Material supplied:
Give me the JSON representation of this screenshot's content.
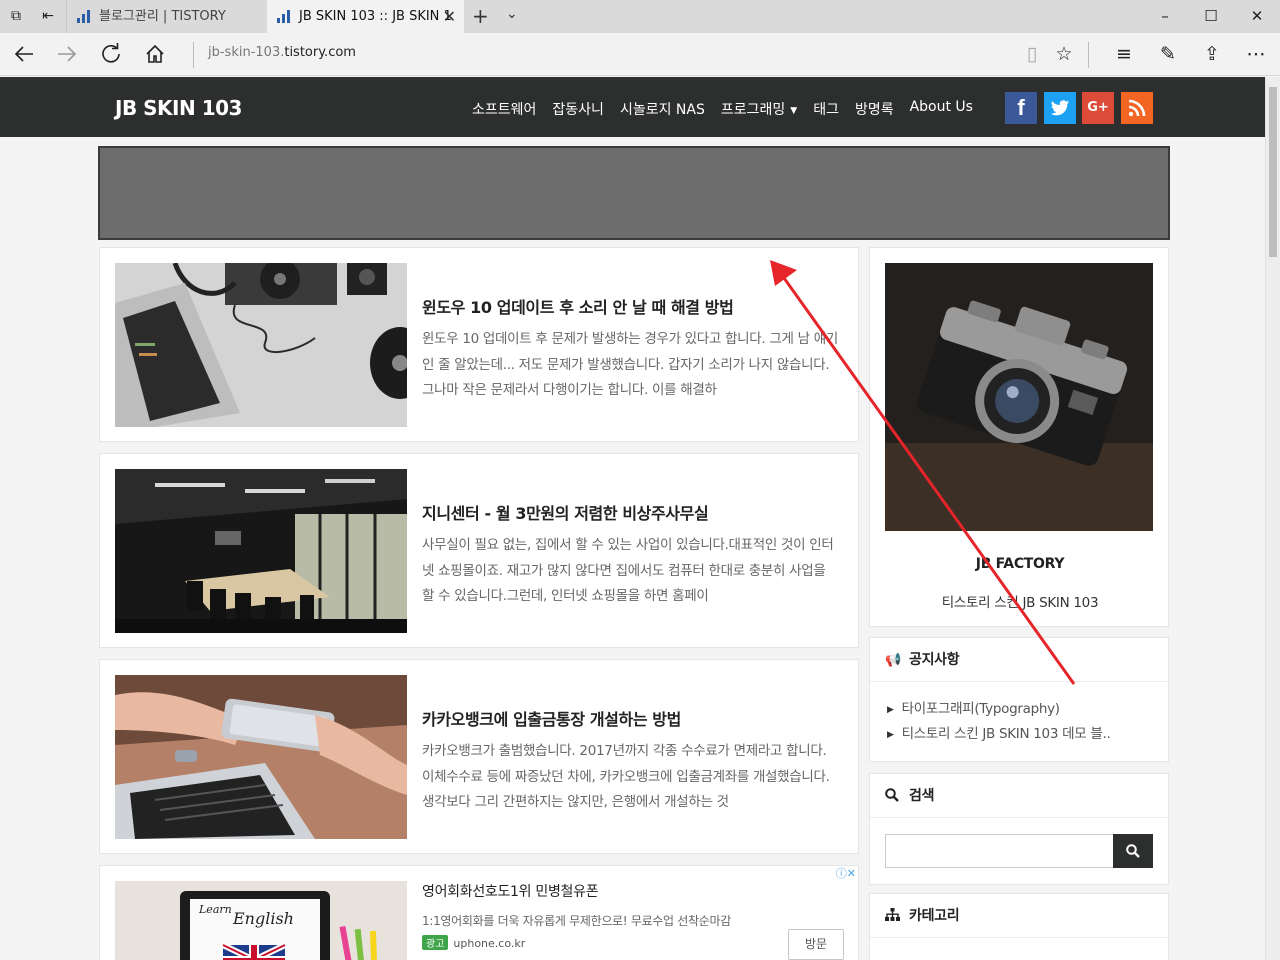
{
  "browser": {
    "tabs": [
      {
        "title": "블로그관리 | TISTORY"
      },
      {
        "title": "JB SKIN 103 :: JB SKIN 1"
      }
    ],
    "url": {
      "host_prefix": "jb-skin-103.",
      "host_domain": "tistory.com"
    },
    "icons": {
      "tab_preview": "tab-preview-icon",
      "set_aside": "set-aside-icon",
      "back": "back-arrow-icon",
      "forward": "forward-arrow-icon",
      "refresh": "refresh-icon",
      "home": "home-icon",
      "reading_view": "reading-view-icon",
      "favorite": "star-icon",
      "hub": "hub-icon",
      "notes": "pen-icon",
      "share": "share-icon",
      "more": "more-icon"
    },
    "window_controls": {
      "minimize": "–",
      "maximize": "☐",
      "close": "✕"
    }
  },
  "site": {
    "logo": "JB SKIN 103",
    "menu": [
      "소프트웨어",
      "잡동사니",
      "시놀로지 NAS",
      "프로그래밍",
      "태그",
      "방명록",
      "About Us"
    ],
    "social": [
      {
        "name": "facebook",
        "glyph": "f",
        "color": "#3b5998"
      },
      {
        "name": "twitter",
        "glyph": "t",
        "color": "#1da1f2"
      },
      {
        "name": "google-plus",
        "glyph": "G+",
        "color": "#dd4b39"
      },
      {
        "name": "rss",
        "glyph": "rss",
        "color": "#f26522"
      }
    ],
    "colors": {
      "header_bg": "#2c2f2e",
      "banner_bg": "#6d6d6d",
      "annotation_arrow": "#e5252a"
    }
  },
  "posts": [
    {
      "title": "윈도우 10 업데이트 후 소리 안 날 때 해결 방법",
      "excerpt": "윈도우 10 업데이트 후 문제가 발생하는 경우가 있다고 합니다. 그게 남 얘기인 줄 알았는데... 저도 문제가 발생했습니다. 갑자기 소리가 나지 않습니다. 그나마 작은 문제라서 다행이기는 합니다. 이를 해결하"
    },
    {
      "title": "지니센터 - 월 3만원의 저렴한 비상주사무실",
      "excerpt": "사무실이 필요 없는, 집에서 할 수 있는 사업이 있습니다.대표적인 것이 인터넷 쇼핑몰이죠. 재고가 많지 않다면 집에서도 컴퓨터 한대로 충분히 사업을 할 수 있습니다.그런데, 인터넷 쇼핑몰을 하면 홈페이"
    },
    {
      "title": "카카오뱅크에 입출금통장 개설하는 방법",
      "excerpt": "카카오뱅크가 출범했습니다. 2017년까지 각종 수수료가 면제라고 합니다. 이체수수료 등에 짜증났던 차에, 카카오뱅크에 입출금계좌를 개설했습니다. 생각보다 그리 간편하지는 않지만, 은행에서 개설하는 것"
    }
  ],
  "ad": {
    "title": "영어회화선호도1위 민병철유폰",
    "description": "1:1영어회화를 더욱 자유롭게 무제한으로! 무료수업 선착순마감",
    "tag": "광고",
    "source": "uphone.co.kr",
    "visit_label": "방문",
    "choices": "ⓘ✕",
    "image_text": {
      "learn": "Learn",
      "english": "English"
    }
  },
  "sidebar": {
    "profile": {
      "name": "JB FACTORY",
      "description": "티스토리 스킨 JB SKIN 103"
    },
    "notice": {
      "heading": "공지사항",
      "items": [
        "타이포그래피(Typography)",
        "티스토리 스킨 JB SKIN 103 데모 블.."
      ]
    },
    "search": {
      "heading": "검색",
      "placeholder": ""
    },
    "category": {
      "heading": "카테고리"
    }
  }
}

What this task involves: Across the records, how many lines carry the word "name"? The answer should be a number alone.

Final answer: 5